As the coronavirus pandemic sweeps through the world with its resulting impact threatening the survival of businesses, more and more companies operating in Ghana say they have no option than to jettison staff or, at best, cut their salaries in order to keep their businesses afloat.
With the local tourism and hospitality industry, alongside the education sector, grinding to almost a halt, with its attendant job cuts and reduced salaries, many more businesses in other sectors are exploring these options in order to sustain operations until a vaccine is found or the virus is brought under absolute control.
A survey conducted by the Delegation of German Industry and Commerce in Ghana (AHK Ghana) and the Chamber of Commerce and Industry France Ghana (CCIFG), has revealed that halt in recruitments, cancellation of bonuses and salary increases, and lay-offs are among the immediate steps that companies have taken or will take to remain in business.
The survey shows that, of the 22 companies which responded to what immediate action they would take with regards to lay-offs and salary cuts, seven of them said salary cuts were necessary; five said lay-offs are necessary and ten responded that no lay-offs have been planned.
To further contain and cut cost, some of the companies said they have revised payment terms with clients and cut investments and travel as well. Others say they will weigh the option of funding salaries and other expenses through loans.
For many of the companies, government support at this time in the form of tax incentives and charges, including import taxes, and postponement of employer contributions to Social Security and National Insurance Trust (SSNIT), and taxes to the Ghana Revenue Authority will contribute greatly to their survival strategy.
Some of the companies said even if they would not need support from government, their partner companies, suppliers, clients, or the sector within which they operate, may still need the support of government to survive the turbulent times they are going through as a result of the pandemic.
When the companies were asked by the survey what is the most severe impact of the pandemic on their business, 49 companies out of the total 77 interviewed, reported of high impact, which ranges from reduction in demand for products and services, delays in payments, facility closures, among others.
The 77 companies operate across different sectors namely: chemicals; commerce; construction/engineering; financial and professional activities; food, beverages, and agriculture; hospitality and tourism; oil, gas, and mining; tech, IT, communication; transport and logistics; and utilities.

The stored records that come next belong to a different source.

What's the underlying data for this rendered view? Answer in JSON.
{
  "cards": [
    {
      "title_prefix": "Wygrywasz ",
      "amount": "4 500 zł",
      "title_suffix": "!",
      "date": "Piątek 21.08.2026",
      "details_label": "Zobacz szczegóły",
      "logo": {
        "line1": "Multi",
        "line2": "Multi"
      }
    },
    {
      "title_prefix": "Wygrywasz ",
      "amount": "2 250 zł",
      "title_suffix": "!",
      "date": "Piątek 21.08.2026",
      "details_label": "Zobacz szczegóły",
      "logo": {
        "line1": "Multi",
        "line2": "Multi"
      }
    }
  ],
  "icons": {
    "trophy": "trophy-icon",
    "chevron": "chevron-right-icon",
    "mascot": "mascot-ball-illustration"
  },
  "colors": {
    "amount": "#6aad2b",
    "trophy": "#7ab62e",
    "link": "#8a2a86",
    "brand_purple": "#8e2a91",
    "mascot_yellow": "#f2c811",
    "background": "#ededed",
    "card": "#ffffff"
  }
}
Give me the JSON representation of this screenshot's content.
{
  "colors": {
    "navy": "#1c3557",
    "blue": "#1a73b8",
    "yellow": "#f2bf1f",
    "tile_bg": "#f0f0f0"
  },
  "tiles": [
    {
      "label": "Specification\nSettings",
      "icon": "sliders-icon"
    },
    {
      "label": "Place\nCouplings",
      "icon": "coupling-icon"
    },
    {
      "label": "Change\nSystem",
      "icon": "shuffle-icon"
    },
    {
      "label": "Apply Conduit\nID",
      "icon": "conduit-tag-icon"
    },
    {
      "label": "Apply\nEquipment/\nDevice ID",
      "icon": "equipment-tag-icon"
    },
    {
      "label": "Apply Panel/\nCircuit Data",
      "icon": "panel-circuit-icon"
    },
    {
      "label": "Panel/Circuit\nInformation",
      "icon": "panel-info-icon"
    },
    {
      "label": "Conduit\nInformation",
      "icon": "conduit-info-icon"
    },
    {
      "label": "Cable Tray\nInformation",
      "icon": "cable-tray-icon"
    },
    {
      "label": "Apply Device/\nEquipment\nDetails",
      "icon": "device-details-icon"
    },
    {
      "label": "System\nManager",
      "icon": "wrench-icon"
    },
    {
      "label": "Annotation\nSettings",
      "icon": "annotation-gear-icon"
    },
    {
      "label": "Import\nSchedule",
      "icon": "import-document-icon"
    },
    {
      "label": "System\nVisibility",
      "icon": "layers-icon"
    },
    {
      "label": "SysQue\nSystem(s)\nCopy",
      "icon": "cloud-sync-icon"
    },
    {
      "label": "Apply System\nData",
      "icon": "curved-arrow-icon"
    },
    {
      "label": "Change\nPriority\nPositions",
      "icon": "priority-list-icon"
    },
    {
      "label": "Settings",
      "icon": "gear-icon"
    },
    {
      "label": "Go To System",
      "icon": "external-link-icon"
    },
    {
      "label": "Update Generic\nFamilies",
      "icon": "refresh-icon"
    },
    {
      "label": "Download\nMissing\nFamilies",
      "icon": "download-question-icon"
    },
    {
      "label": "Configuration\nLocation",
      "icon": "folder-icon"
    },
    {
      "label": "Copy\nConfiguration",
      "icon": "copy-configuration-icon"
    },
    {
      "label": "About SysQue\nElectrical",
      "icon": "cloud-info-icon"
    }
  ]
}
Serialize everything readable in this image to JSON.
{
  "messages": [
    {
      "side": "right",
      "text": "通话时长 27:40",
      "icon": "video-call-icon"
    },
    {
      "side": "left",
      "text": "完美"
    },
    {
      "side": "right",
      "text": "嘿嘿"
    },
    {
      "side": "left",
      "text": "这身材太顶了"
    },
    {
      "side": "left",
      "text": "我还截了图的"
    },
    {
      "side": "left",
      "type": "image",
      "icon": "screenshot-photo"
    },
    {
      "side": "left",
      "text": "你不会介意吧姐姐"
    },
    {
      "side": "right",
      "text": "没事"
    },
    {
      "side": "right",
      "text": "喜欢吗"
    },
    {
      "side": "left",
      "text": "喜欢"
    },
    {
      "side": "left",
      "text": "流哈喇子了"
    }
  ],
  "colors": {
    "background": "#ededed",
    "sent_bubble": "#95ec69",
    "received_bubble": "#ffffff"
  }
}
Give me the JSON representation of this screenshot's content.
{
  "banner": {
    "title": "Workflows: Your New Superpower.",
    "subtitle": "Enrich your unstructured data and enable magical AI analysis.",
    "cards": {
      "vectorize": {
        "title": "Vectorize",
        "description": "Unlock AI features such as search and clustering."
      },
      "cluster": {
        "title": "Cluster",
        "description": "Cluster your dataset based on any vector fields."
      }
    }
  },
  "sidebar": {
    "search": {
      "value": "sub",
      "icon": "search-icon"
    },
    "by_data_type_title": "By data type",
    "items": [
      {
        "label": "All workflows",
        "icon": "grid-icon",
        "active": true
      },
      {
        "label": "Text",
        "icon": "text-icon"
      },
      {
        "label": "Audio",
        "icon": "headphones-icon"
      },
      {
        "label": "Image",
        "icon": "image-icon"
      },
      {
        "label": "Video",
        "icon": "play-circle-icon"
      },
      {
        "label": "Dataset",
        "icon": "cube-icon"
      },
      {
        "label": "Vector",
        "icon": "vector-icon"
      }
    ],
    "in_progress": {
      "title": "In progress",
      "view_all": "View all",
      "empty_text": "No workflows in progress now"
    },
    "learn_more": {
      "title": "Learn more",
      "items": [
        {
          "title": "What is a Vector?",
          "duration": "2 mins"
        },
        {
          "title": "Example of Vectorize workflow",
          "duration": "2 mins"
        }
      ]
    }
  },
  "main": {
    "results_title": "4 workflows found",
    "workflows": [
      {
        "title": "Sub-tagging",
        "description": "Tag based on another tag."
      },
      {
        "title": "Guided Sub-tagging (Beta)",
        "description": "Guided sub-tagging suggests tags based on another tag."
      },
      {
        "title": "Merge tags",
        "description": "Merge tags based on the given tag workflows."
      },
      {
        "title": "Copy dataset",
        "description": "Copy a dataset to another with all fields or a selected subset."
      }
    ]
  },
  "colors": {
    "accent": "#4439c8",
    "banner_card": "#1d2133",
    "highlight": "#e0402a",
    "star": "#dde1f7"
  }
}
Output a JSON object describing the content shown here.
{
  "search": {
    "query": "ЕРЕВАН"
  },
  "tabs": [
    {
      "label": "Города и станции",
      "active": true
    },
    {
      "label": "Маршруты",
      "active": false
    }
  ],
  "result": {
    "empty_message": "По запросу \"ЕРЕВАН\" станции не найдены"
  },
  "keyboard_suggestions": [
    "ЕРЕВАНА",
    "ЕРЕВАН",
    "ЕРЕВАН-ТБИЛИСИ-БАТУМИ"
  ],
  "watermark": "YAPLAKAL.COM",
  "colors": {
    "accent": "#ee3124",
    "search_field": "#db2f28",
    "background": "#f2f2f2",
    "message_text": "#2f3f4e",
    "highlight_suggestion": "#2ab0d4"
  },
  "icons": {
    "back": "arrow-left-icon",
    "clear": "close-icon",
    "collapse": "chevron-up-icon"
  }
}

What is happening elsewhere?
The companies captured in the survey are not the only ones reeling under the pressure of the virus. The country’s hospitality and tourism industry can be said to be the hardest hit so far. According to the Ghana Tourism Federation (GHATOF), about 800,000 jobs have been affected in the sector due to the pandemic. The hotel industry alone, is said to need an estimated GH¢324 million monthly as stimulus package in order to keep jobs and the business running.
Besides the hospitality and tourism industry, another sector that has been affected miserably is education, specifically, private schools. The Conference of Heads of Private Schools (CHOPSS) has called on government to include them among organisations that need stimulus, else it will be difficult for them to rise again after the pandemic.
CHOPSS say due to the ban on social gatherings, which include schools, most of its members were unable to pay salaries of staff for March and April 2020 and the same thing is set to happen this month (May) as the ban has been extended to end of the month.
Even the media has also not been spared the rigours of the pandemic as advertising revenue has declined significantly reflecting the challenges businesses are going through. Just last week, news broke that media giant Multimedia has laid off about 100 workers to ease pressure on its payroll. It is reported that similar actions are being contemplated by other media houses in the country.
Several businesses, especially from the informal sector, have also been greatly impacted by the pandemic. Many traders are unable to replenish their stock due to restrictions on movement of people and closure of trade borders across the globe. Others have also lost their jobs and means of livelihoods or had their incomes shrunk significantly as people are now more cautious about patronising or consuming certain goods.
For example, due to bans on social gatherings, make-up artists, hair dressers, seamstresses and tailors, event organisers, decorators, graphic designers, caterers, and other related ancillary service providers have either ceased operations or had demand for their products reduced drastically, some to near zero. Staff from all these small businesses have been asked to stay home, in almost all cases, without any salary.
It must be noted that the coronavirus pandemic’s impact will cut across all sectors of the economy irrespective of how robust they are. For example, the banking sector, which quite recently went through some reforms and have come out strongly afterwards, is set to face some major disruptions in their activities too.